• Directions for this task
Every line from the one containing "What's the underlying" to the end of the records below must be copied exactly, and no pictures may be included.

(Website and app data records)
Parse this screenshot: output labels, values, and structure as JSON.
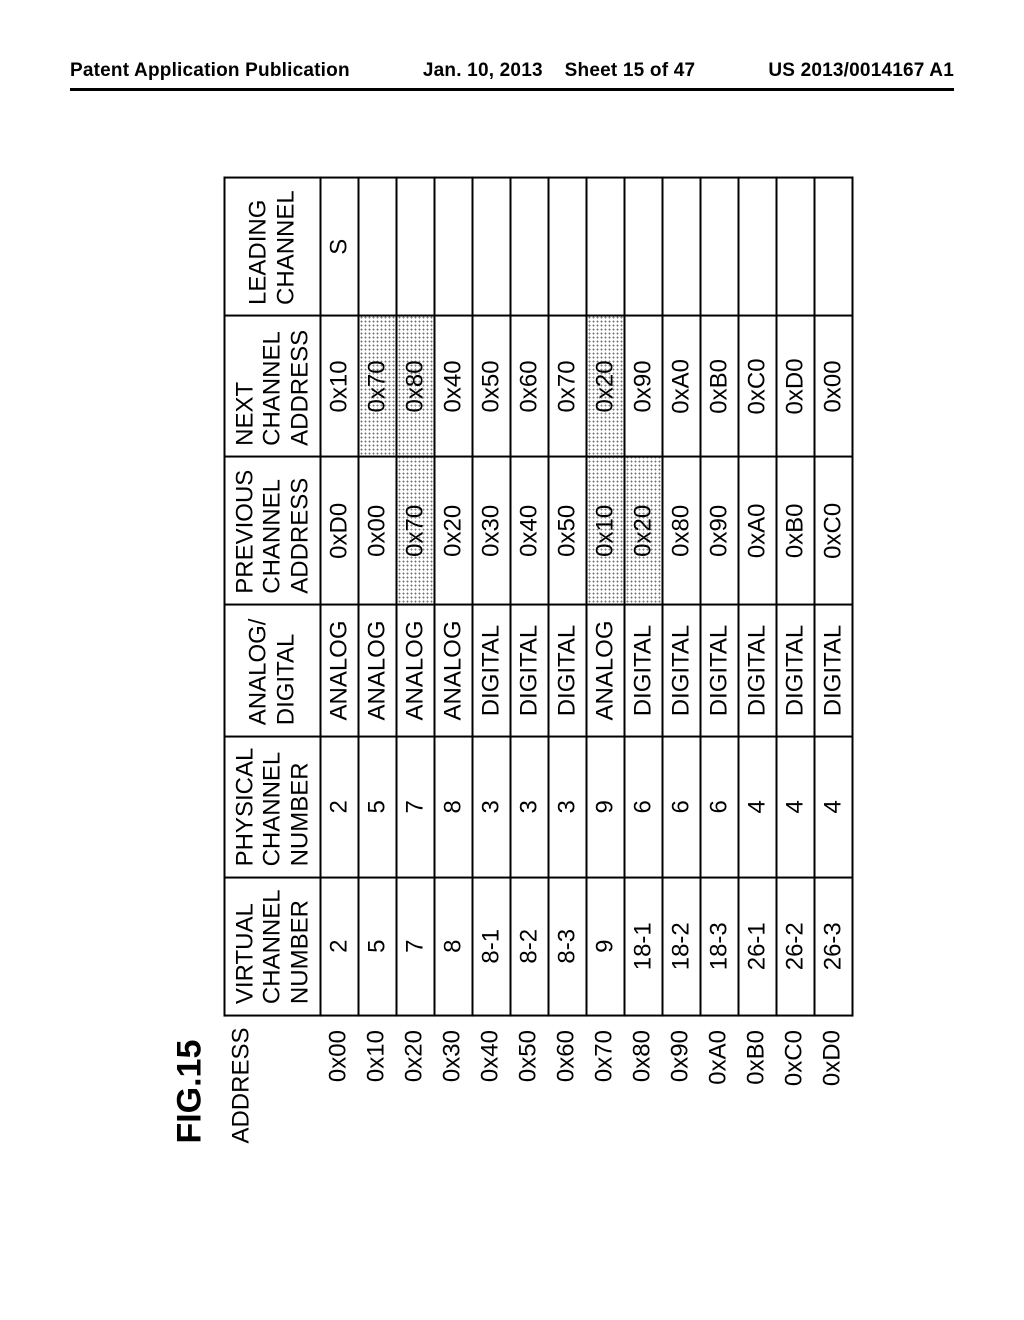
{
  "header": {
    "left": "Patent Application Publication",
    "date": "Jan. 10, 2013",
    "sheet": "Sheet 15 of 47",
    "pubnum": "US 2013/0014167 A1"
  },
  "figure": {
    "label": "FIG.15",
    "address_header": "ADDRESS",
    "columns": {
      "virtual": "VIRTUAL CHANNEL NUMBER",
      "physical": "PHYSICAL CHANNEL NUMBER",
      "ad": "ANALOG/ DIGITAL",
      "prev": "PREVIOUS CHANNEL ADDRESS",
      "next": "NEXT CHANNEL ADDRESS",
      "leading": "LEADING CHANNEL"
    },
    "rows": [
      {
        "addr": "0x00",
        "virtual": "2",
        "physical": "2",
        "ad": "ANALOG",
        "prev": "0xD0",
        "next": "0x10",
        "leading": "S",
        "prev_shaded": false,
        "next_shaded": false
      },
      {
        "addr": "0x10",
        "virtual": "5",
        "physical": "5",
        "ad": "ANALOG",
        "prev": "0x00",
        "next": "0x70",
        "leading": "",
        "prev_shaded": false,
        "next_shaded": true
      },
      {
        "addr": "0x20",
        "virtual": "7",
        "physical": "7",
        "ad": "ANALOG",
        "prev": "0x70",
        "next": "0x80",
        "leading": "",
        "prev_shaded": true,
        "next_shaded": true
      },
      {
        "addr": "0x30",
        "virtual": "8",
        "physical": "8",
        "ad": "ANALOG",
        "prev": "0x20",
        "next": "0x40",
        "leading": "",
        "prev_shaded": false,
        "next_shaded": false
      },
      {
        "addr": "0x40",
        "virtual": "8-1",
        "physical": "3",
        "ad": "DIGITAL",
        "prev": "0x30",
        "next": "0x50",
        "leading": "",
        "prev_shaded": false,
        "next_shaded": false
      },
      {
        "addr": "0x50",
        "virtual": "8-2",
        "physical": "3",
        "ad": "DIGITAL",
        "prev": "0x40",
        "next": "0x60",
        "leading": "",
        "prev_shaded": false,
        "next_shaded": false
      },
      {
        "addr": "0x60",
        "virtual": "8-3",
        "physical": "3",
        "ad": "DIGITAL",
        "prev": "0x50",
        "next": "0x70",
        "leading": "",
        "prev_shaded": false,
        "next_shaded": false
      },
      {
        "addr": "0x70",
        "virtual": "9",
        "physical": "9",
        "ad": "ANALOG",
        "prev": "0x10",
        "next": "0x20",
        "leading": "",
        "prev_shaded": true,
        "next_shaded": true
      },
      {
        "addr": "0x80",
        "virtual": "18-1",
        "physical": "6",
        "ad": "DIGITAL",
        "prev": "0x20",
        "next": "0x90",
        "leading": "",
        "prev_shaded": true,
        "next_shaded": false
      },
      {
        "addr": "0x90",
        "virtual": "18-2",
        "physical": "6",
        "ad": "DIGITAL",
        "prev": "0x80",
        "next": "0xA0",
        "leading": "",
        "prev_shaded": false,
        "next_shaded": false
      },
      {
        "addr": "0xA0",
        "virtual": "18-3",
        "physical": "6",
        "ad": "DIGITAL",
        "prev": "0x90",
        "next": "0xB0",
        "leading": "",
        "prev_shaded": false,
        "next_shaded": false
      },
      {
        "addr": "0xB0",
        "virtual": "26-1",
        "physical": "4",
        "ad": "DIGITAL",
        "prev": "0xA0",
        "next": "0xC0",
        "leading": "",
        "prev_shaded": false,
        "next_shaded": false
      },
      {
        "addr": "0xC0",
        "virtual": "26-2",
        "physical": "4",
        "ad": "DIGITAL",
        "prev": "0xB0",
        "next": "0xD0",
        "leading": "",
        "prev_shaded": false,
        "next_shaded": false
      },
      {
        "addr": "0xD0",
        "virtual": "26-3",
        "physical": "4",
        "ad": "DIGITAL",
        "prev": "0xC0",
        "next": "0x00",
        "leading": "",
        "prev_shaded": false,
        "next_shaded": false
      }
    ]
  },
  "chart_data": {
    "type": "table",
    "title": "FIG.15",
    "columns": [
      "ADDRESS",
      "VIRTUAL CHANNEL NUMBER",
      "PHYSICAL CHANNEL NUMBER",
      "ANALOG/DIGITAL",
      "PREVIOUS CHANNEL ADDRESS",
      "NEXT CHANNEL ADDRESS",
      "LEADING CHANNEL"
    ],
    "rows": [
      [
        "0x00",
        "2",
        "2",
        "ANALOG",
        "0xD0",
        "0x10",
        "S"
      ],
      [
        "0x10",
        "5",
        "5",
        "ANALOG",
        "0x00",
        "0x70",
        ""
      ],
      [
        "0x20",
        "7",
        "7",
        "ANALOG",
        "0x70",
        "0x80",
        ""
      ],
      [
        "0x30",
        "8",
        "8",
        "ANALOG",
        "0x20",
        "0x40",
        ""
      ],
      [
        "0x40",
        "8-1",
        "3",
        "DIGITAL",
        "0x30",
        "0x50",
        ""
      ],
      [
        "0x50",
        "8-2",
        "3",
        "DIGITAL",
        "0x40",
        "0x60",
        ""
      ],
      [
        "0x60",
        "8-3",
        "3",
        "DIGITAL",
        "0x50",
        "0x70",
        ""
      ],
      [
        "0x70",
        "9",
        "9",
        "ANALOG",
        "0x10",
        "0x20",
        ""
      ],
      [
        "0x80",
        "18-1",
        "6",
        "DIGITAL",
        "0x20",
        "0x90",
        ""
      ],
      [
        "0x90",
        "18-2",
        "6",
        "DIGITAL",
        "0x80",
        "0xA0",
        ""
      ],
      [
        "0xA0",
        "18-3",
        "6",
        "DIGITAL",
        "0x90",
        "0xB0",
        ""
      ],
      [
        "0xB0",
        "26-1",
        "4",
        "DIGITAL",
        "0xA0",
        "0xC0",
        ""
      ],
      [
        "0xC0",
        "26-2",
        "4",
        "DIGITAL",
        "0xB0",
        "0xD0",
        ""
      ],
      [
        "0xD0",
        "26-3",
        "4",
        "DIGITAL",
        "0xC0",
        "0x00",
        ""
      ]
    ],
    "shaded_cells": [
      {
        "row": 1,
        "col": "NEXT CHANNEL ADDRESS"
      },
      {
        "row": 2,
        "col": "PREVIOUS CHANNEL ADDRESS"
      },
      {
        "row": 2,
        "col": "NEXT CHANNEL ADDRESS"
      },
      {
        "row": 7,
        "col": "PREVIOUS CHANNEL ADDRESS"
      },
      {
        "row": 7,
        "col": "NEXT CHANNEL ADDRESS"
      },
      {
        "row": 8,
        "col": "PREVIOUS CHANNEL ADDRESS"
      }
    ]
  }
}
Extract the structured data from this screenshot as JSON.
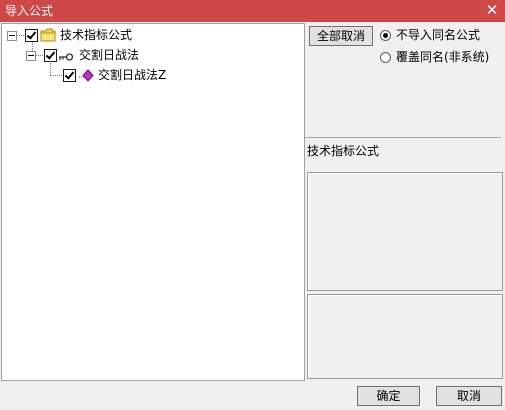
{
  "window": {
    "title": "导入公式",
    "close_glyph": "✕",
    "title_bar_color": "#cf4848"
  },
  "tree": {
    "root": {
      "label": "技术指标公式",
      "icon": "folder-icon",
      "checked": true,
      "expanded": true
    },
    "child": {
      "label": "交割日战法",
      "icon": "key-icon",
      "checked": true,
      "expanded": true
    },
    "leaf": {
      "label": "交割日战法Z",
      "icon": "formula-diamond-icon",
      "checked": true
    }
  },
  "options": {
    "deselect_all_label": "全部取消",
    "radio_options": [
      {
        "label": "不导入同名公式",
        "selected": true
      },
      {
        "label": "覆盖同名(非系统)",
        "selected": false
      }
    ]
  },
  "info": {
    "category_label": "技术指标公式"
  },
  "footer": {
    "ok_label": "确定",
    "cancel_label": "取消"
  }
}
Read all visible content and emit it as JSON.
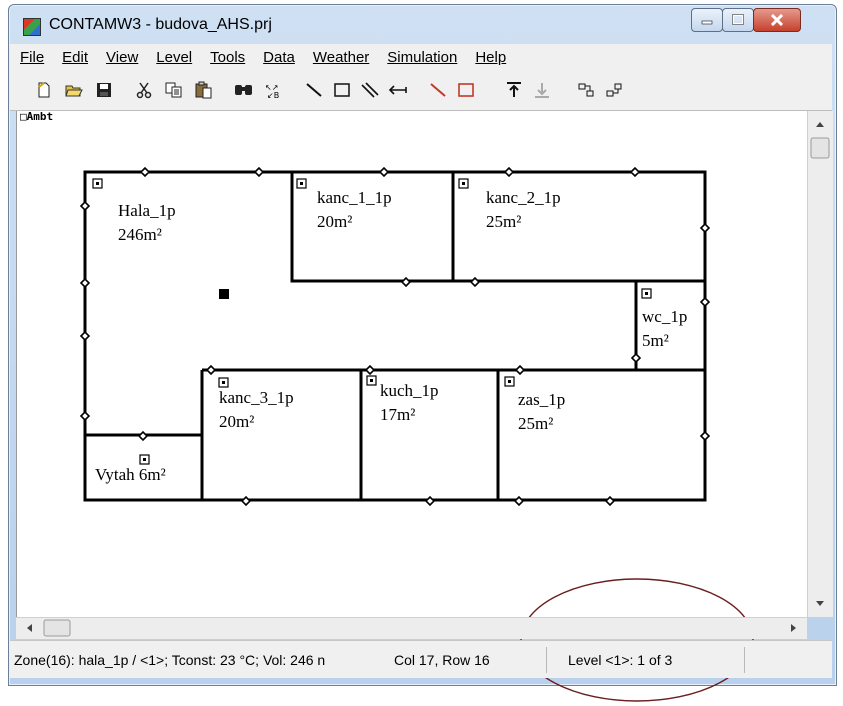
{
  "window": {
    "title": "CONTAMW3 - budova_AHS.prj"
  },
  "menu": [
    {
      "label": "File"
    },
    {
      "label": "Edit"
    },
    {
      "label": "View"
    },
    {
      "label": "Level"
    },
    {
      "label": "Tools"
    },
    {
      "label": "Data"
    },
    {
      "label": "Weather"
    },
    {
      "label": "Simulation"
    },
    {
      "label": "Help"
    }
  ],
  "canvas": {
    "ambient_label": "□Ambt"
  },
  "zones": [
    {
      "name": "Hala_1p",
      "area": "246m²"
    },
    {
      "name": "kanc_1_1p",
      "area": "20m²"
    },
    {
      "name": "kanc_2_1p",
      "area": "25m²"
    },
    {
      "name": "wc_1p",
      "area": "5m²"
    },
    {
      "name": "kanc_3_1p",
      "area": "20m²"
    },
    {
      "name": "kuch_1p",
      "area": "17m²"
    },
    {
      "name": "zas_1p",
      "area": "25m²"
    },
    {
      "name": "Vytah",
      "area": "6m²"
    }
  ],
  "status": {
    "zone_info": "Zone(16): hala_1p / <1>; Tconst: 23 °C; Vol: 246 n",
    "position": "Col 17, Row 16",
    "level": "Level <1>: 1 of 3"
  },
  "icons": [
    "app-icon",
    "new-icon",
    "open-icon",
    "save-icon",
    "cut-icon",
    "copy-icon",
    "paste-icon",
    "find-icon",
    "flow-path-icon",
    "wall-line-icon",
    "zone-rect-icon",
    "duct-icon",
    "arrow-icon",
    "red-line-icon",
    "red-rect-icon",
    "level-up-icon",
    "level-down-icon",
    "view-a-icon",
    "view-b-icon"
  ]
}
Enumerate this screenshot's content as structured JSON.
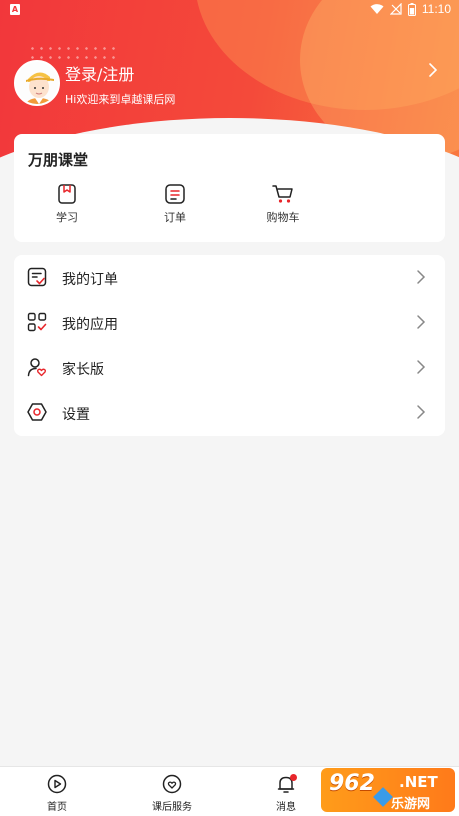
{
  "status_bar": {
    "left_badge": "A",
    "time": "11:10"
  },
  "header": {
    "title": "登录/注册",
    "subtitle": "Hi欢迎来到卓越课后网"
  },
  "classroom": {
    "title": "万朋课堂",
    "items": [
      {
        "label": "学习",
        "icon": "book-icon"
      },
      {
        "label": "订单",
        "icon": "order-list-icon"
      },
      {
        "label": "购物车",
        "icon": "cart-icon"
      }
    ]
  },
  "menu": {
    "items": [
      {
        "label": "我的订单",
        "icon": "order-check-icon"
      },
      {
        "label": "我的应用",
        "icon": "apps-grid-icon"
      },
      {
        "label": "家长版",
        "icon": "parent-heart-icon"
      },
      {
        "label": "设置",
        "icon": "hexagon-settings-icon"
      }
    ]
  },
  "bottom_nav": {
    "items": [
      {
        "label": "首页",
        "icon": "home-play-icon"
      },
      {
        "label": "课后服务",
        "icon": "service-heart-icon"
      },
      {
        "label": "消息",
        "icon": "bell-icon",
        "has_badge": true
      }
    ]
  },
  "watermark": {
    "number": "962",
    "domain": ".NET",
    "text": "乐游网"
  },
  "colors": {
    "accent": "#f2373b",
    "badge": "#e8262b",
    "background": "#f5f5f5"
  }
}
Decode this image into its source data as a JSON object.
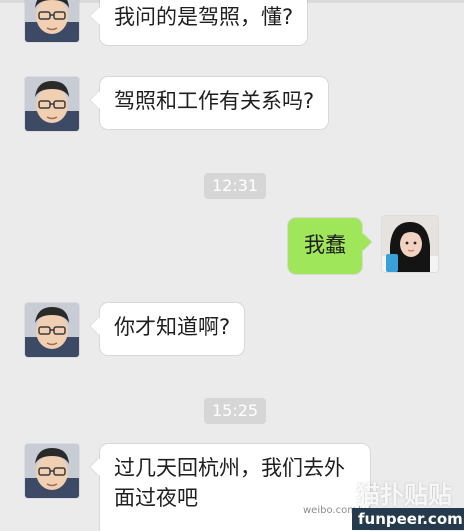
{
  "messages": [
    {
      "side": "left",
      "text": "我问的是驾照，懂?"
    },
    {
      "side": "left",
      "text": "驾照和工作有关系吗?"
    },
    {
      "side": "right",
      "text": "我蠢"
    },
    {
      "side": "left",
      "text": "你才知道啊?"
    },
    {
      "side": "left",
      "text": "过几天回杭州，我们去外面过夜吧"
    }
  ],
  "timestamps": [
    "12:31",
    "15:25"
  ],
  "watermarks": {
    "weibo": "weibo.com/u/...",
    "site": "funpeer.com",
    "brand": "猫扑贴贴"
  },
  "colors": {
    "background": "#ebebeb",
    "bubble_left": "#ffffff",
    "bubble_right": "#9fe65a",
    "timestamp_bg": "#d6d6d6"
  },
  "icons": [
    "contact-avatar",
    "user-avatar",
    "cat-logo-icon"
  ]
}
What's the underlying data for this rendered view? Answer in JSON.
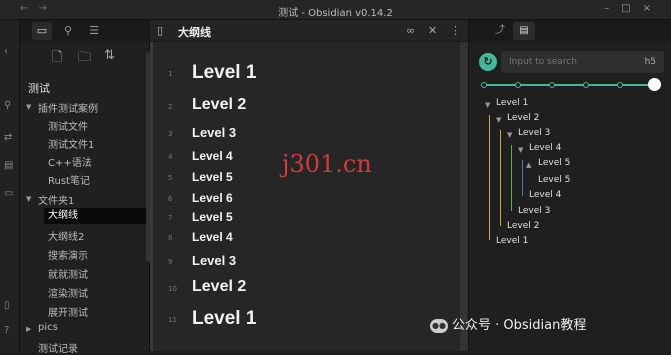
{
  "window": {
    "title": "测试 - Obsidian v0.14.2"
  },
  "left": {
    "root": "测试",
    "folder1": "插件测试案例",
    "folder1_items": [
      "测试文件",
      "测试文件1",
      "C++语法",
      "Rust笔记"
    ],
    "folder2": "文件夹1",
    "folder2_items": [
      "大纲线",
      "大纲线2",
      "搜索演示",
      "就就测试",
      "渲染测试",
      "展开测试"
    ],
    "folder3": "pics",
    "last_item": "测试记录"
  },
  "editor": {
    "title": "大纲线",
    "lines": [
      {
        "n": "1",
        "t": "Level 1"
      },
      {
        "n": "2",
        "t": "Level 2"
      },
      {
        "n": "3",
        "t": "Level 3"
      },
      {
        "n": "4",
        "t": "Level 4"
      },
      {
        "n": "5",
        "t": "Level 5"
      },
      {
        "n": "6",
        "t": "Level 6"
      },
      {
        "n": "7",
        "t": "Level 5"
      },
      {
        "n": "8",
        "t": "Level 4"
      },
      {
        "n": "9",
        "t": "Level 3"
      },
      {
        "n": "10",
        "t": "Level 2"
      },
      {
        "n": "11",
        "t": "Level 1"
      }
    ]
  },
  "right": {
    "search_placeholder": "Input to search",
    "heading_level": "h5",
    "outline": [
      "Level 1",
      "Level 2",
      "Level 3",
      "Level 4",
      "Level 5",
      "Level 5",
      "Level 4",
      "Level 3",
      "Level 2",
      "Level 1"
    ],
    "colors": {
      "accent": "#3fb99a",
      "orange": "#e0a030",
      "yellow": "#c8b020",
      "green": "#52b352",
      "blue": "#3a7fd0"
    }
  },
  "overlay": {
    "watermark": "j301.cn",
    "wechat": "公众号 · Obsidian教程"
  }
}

• Task output
What's the underlying data for this rendered view? Answer in JSON.
{
  "window": {
    "title": "测试 - Obsidian v0.14.2"
  },
  "left": {
    "root": "测试",
    "folder1": "插件测试案例",
    "folder1_items": [
      "测试文件",
      "测试文件1",
      "C++语法",
      "Rust笔记"
    ],
    "folder2": "文件夹1",
    "folder2_items": [
      "大纲线",
      "大纲线2",
      "搜索演示",
      "就就测试",
      "渲染测试",
      "展开测试"
    ],
    "folder3": "pics",
    "last_item": "测试记录"
  },
  "editor": {
    "title": "大纲线",
    "lines": [
      {
        "n": "1",
        "t": "Level 1"
      },
      {
        "n": "2",
        "t": "Level 2"
      },
      {
        "n": "3",
        "t": "Level 3"
      },
      {
        "n": "4",
        "t": "Level 4"
      },
      {
        "n": "5",
        "t": "Level 5"
      },
      {
        "n": "6",
        "t": "Level 6"
      },
      {
        "n": "7",
        "t": "Level 5"
      },
      {
        "n": "8",
        "t": "Level 4"
      },
      {
        "n": "9",
        "t": "Level 3"
      },
      {
        "n": "10",
        "t": "Level 2"
      },
      {
        "n": "11",
        "t": "Level 1"
      }
    ]
  },
  "right": {
    "search_placeholder": "Input to search",
    "heading_level": "h5",
    "outline": [
      "Level 1",
      "Level 2",
      "Level 3",
      "Level 4",
      "Level 5",
      "Level 5",
      "Level 4",
      "Level 3",
      "Level 2",
      "Level 1"
    ],
    "colors": {
      "accent": "#3fb99a",
      "orange": "#e0a030",
      "yellow": "#c8b020",
      "green": "#52b352",
      "blue": "#3a7fd0"
    }
  },
  "overlay": {
    "watermark": "j301.cn",
    "wechat": "公众号 · Obsidian教程"
  }
}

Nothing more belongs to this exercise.